After the Civil War and emancipation, the community’s population rapidly increased as former slaves from Tennessee came north, joined by migrants from northern cities. Joshua Lyles continued to act as a booster for the community. In 1870, Lyles donated land to the Old Airline Railroad to establish a train station on the Louisville, Kentucky-to-St. Louis, Missouri line. The station built in the area of the community was named after Joshua Lyles in 1886 shortly after his death, and the settlement became known as Lyles Station.

As a result of the railroad’s presence, more and more African American families settled in the area. In 1887, a second church, Wayman Chapel African Methodist Episcopal (AME) Church, was organized by its residents. Unlike many AME churches in the nineteenth century, Wayman Chapel was not founded by one of the AME’s missionaries, but by its own congregation. By the early twentieth century, Lyles Station’s 55 households boasted 800 residents, an elementary school, two churches, two general stores, a lumber mill, and a post office.
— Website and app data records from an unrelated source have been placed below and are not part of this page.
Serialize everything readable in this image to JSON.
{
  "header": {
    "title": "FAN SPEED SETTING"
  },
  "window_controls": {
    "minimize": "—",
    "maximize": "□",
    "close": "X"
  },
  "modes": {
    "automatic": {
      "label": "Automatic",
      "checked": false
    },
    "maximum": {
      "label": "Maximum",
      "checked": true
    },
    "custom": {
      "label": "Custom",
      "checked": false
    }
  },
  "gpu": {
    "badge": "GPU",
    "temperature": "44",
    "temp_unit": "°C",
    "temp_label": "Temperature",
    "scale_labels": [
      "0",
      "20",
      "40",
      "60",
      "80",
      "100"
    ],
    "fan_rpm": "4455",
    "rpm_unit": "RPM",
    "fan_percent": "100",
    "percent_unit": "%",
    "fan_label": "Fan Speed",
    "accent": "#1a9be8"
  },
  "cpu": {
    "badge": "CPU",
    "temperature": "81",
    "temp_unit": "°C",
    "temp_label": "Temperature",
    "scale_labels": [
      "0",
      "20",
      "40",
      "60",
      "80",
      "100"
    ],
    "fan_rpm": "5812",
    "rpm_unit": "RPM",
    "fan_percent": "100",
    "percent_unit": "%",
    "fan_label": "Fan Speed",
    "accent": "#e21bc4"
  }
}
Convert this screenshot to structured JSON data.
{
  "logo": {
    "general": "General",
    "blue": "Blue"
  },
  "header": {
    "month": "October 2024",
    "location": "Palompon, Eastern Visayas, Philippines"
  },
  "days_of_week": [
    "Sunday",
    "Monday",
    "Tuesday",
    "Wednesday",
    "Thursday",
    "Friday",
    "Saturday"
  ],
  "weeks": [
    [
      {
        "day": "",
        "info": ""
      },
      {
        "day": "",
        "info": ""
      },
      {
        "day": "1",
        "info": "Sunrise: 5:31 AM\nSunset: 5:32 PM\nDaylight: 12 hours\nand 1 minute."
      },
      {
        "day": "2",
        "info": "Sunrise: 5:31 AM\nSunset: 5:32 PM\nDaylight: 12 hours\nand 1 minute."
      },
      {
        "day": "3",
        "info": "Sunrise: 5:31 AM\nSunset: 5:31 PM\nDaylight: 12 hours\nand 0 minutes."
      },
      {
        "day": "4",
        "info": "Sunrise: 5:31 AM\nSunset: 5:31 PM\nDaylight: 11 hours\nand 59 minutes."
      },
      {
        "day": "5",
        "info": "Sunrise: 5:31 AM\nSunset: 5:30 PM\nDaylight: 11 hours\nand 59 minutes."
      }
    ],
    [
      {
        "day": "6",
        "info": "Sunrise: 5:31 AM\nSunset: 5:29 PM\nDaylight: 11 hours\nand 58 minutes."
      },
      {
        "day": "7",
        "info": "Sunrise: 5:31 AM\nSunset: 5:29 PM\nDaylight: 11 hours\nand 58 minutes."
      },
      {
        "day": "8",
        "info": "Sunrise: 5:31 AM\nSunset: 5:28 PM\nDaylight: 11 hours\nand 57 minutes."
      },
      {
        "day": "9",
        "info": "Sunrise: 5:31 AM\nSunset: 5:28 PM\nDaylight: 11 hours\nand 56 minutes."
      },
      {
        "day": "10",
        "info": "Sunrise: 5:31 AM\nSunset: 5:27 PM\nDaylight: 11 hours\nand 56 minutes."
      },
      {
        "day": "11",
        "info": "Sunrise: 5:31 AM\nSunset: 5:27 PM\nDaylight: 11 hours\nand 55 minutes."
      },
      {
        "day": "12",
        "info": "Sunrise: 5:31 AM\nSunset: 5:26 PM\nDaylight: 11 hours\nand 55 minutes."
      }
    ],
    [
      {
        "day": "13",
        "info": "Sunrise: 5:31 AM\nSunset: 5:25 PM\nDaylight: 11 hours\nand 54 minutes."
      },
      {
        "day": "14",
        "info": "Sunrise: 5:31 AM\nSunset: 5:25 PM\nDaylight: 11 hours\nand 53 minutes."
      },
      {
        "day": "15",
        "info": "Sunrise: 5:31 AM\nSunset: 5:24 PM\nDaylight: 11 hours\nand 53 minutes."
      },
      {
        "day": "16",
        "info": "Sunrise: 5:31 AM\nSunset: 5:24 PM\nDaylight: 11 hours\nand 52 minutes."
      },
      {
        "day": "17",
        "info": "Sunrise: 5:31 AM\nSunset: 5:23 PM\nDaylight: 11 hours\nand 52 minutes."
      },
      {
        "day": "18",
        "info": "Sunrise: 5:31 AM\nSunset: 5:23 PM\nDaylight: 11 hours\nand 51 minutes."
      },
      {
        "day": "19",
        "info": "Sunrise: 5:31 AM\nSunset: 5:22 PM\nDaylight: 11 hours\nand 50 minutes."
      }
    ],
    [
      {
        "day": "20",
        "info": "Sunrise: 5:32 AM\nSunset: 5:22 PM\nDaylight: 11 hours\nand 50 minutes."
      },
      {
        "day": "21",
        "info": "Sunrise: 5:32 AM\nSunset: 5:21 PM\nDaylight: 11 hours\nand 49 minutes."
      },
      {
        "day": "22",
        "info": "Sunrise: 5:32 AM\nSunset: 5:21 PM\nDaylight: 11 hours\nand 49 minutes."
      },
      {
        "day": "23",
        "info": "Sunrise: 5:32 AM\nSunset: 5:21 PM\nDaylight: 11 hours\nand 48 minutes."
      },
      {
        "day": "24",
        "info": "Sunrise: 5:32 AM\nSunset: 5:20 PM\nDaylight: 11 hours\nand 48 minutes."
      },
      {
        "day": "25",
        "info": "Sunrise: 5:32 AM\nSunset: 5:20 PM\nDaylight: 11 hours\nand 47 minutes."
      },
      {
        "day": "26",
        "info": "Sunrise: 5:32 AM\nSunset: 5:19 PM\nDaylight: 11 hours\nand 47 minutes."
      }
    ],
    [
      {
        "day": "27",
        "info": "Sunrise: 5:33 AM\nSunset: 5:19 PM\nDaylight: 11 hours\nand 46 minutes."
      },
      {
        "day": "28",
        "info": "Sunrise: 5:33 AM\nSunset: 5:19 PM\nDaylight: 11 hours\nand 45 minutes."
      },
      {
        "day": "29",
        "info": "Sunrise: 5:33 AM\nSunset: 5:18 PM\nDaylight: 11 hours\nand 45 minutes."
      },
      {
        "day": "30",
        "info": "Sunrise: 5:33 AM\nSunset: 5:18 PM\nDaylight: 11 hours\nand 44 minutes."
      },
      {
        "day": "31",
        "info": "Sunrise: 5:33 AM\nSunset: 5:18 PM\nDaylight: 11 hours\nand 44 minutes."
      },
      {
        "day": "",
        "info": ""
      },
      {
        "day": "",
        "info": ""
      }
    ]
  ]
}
In 1913, however, the Patoka and Wabash rivers flooded, leaving much of Lyles Station under water. After this catastrophe, the community’s population and prosperity began to decline. After the end of World War I, the Lyles Consolidated School was built for the community’s children; due to dwindling enrollment, it closed in the late 1950s, but was reopened in 2003 as a museum. In 1999, it was added to the National Register of Historic Places.

The community is still home to about half a dozen families, many of them descendants of the original nineteenth-century settlers.

Source:

Jacqueline Y. Cortez, Contributions in Black and Red: Local History of Negro Settlement in Southwestern Indiana and Illinois (Vincennes, IN: Vincennes University Press, 1976); Carl Chester Lyles, Lyles Station, Indiana: Yesterday and Today (Evansville: University of Southern Indiana Press, 1984).